=== Task ===
Wherever an image appears in the data, omit it and copy all the remaining text word for word.

=== Data provided ===
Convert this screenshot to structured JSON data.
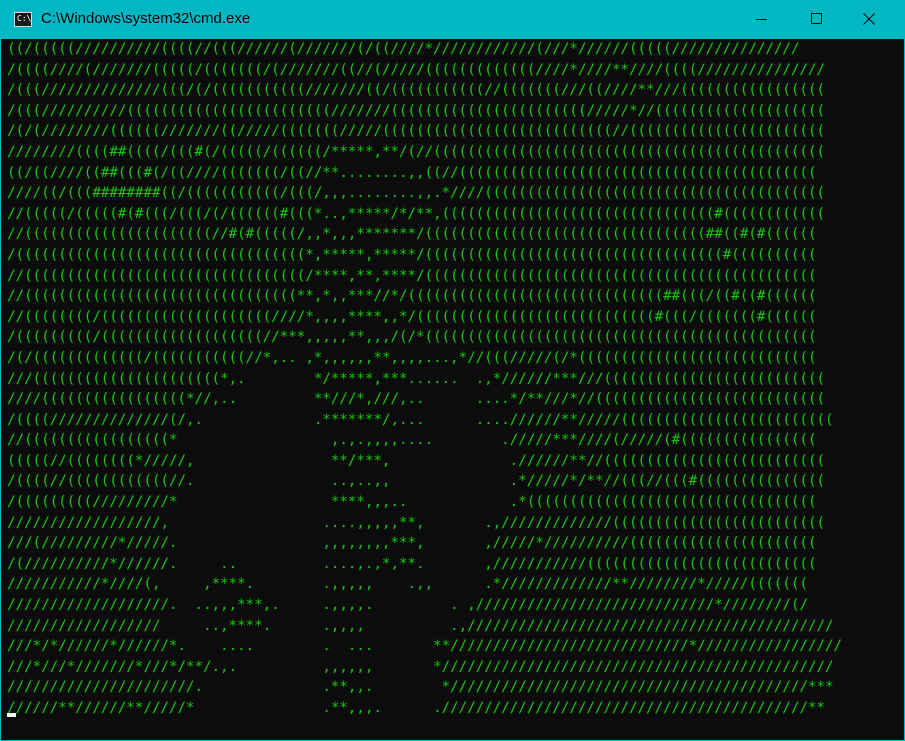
{
  "window": {
    "title": "C:\\Windows\\system32\\cmd.exe",
    "icon": "cmd-app-icon",
    "icon_glyph": "C:\\",
    "controls": {
      "minimize_icon": "minimize-icon",
      "maximize_icon": "maximize-icon",
      "close_icon": "close-icon"
    }
  },
  "colors": {
    "titlebar": "#00b7c3",
    "console_background": "#0c0c0c",
    "console_text": "#16c60c",
    "cursor": "#f2f2f2"
  },
  "console": {
    "lines": [
      "((/(((((//////////((((//(((//////(///////(/((////*////////////(///*//////(((((///////////////",
      "/((((////(///////(((((/(((((((/(///////((//(/////(((((((((((((////*////**////((((///////////////",
      "/(((//////////////(((/(/(((((((((((///////((/(((((((((((//(((((((///((////**///(((((((((((((((((",
      "/(((//////////((((((((((((((((((((((((///////(((((((((((((((((((((((/////*//((((((((((((((((((((",
      "/(/(////////((((((///////((/////(((((((/////(((((((((((((((((((((((((((//(((((((((((((((((((((((",
      "////////((((##((((/(((#(/(((((/((((((/*****,**/(//((((((((((((((((((((((((((((((((((((((((((((((",
      "((/((////((##(((#(/((////(((((((/((//**........,,((//((((((((((((((((((((((((((((((((((((((((((",
      "////((/(((########((/(((((((((((/(((/,,,........,,.*////((((((((((((((((((((((((((((((((((((((((",
      "//(((((/(((((#(#(((/(((/(/((((((#(((*..,*****/*/**,((((((((((((((((((((((((((((((((#((((((((((((",
      "//((((((((((((((((((((((//#(#(((((/,,*,,,*******/(((((((((((((((((((((((((((((((((##((#(#((((((",
      "/((((((((((((((((((((((((((((((((((*,*****,*****/(((((((((((((((((((((((((((((((((((#((((((((((",
      "//(((((((((((((((((((((((((((((((((/****,**,****/((((((((((((((((((((((((((((((((((((((((((((((",
      "//((((((((((((((((((((((((((((((((**,*,,***//*/((((((((((((((((((((((((((((((##(((/((#((#((((((",
      "//((((((((/((((((((((((((((((((////*,,,,****,,*/((((((((((((((((((((((((((((#(((/(((((((#((((((",
      "/(((((((((/(((((((((((((((((((//***,,,,,**,,,/(/*((((((((((((((((((((((((((((((((((((((((((((((",
      "/(/(((((((((((((/(((((((((((//*,.. ,*,,,,,,**,,,,...,*//(((/////(/*((((((((((((((((((((((((((((",
      "///((((((((((((((((((((((*,.        */*****,***......  .,*//////***///((((((((((((((((((((((((((",
      "////(((((((((((((((((*//,..         **///*,///,..      ....*/**///*//(((((((((((((((((((((((((((",
      "/((((//////////////(/,.             .*******/,...      ....//////**/////(((((((((((((((((((((((((",
      "//(((((((((((((((((*                  ,.,.,,,,....        ./////***////(/////(#((((((((((((((((",
      "(((((//((((((((*/////,                **/***,              .//////**//((((((((((((((((((((((((((",
      "/((((//((((((((((((//.                ..,..,,              .*/////*/**//(((//(((#(((((((((((((((",
      "/(((((((((/////////*                  ****,,,..            .*((((((((((((((((((((((((((((((((((",
      "//////////////////,                  ....,,,,,**,       .,/////////////(((((((((((((((((((((((((",
      "///(/////////*/////.                 ,,,,,,,,***,       ,/////*//////////((((((((((((((((((((((",
      "/(//////////*//////.     ..          ....,.,*,**.       ,///////////(((((((((((((((((((((((((((",
      "///////////*////(,     ,****.        .,,,,,    .,,      .*/////////////**////////*/////(((((((",
      "///////////////////.  ..,,,***,.     .,,,,.         . ,////////////////////////////*////////(/",
      "//////////////////     ..,****.      .,,,,          .,///////////////////////////////////////////",
      "///*/*//////*//////*.    ....        .  ...       **////////////////////////////*/////////////////",
      "///*///*///////*///*/**/.,.          ,,,,,,       *//////////////////////////////////////////////",
      "//////////////////////.              .**,,.        *//////////////////////////////////////////***",
      "//////**//////**/////*               .**,,,.      .///////////////////////////////////////////**"
    ]
  }
}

=== Response area ===
Convert this screenshot to structured JSON data.
{
  "window": {
    "title": "C:\\Windows\\system32\\cmd.exe",
    "icon": "cmd-app-icon",
    "icon_glyph": "C:\\",
    "controls": {
      "minimize_icon": "minimize-icon",
      "maximize_icon": "maximize-icon",
      "close_icon": "close-icon"
    }
  },
  "colors": {
    "titlebar": "#00b7c3",
    "console_background": "#0c0c0c",
    "console_text": "#16c60c",
    "cursor": "#f2f2f2"
  },
  "console": {
    "lines": [
      "((/(((((//////////((((//(((//////(///////(/((////*////////////(///*//////(((((///////////////",
      "/((((////(///////(((((/(((((((/(///////((//(/////(((((((((((((////*////**////((((///////////////",
      "/(((//////////////(((/(/(((((((((((///////((/(((((((((((//(((((((///((////**///(((((((((((((((((",
      "/(((//////////((((((((((((((((((((((((///////(((((((((((((((((((((((/////*//((((((((((((((((((((",
      "/(/(////////((((((///////((/////(((((((/////(((((((((((((((((((((((((((//(((((((((((((((((((((((",
      "////////((((##((((/(((#(/(((((/((((((/*****,**/(//((((((((((((((((((((((((((((((((((((((((((((((",
      "((/((////((##(((#(/((////(((((((/((//**........,,((//((((((((((((((((((((((((((((((((((((((((((",
      "////((/(((########((/(((((((((((/(((/,,,........,,.*////((((((((((((((((((((((((((((((((((((((((",
      "//(((((/(((((#(#(((/(((/(/((((((#(((*..,*****/*/**,((((((((((((((((((((((((((((((((#((((((((((((",
      "//((((((((((((((((((((((//#(#(((((/,,*,,,*******/(((((((((((((((((((((((((((((((((##((#(#((((((",
      "/((((((((((((((((((((((((((((((((((*,*****,*****/(((((((((((((((((((((((((((((((((((#((((((((((",
      "//(((((((((((((((((((((((((((((((((/****,**,****/((((((((((((((((((((((((((((((((((((((((((((((",
      "//((((((((((((((((((((((((((((((((**,*,,***//*/((((((((((((((((((((((((((((((##(((/((#((#((((((",
      "//((((((((/((((((((((((((((((((////*,,,,****,,*/((((((((((((((((((((((((((((#(((/(((((((#((((((",
      "/(((((((((/(((((((((((((((((((//***,,,,,**,,,/(/*((((((((((((((((((((((((((((((((((((((((((((((",
      "/(/(((((((((((((/(((((((((((//*,.. ,*,,,,,,**,,,,...,*//(((/////(/*((((((((((((((((((((((((((((",
      "///((((((((((((((((((((((*,.        */*****,***......  .,*//////***///((((((((((((((((((((((((((",
      "////(((((((((((((((((*//,..         **///*,///,..      ....*/**///*//(((((((((((((((((((((((((((",
      "/((((//////////////(/,.             .*******/,...      ....//////**/////(((((((((((((((((((((((((",
      "//(((((((((((((((((*                  ,.,.,,,,....        ./////***////(/////(#((((((((((((((((",
      "(((((//((((((((*/////,                **/***,              .//////**//((((((((((((((((((((((((((",
      "/((((//((((((((((((//.                ..,..,,              .*/////*/**//(((//(((#(((((((((((((((",
      "/(((((((((/////////*                  ****,,,..            .*((((((((((((((((((((((((((((((((((",
      "//////////////////,                  ....,,,,,**,       .,/////////////(((((((((((((((((((((((((",
      "///(/////////*/////.                 ,,,,,,,,***,       ,/////*//////////((((((((((((((((((((((",
      "/(//////////*//////.     ..          ....,.,*,**.       ,///////////(((((((((((((((((((((((((((",
      "///////////*////(,     ,****.        .,,,,,    .,,      .*/////////////**////////*/////(((((((",
      "///////////////////.  ..,,,***,.     .,,,,.         . ,////////////////////////////*////////(/",
      "//////////////////     ..,****.      .,,,,          .,///////////////////////////////////////////",
      "///*/*//////*//////*.    ....        .  ...       **////////////////////////////*/////////////////",
      "///*///*///////*///*/**/.,.          ,,,,,,       *//////////////////////////////////////////////",
      "//////////////////////.              .**,,.        *//////////////////////////////////////////***",
      "//////**//////**/////*               .**,,,.      .///////////////////////////////////////////**"
    ]
  }
}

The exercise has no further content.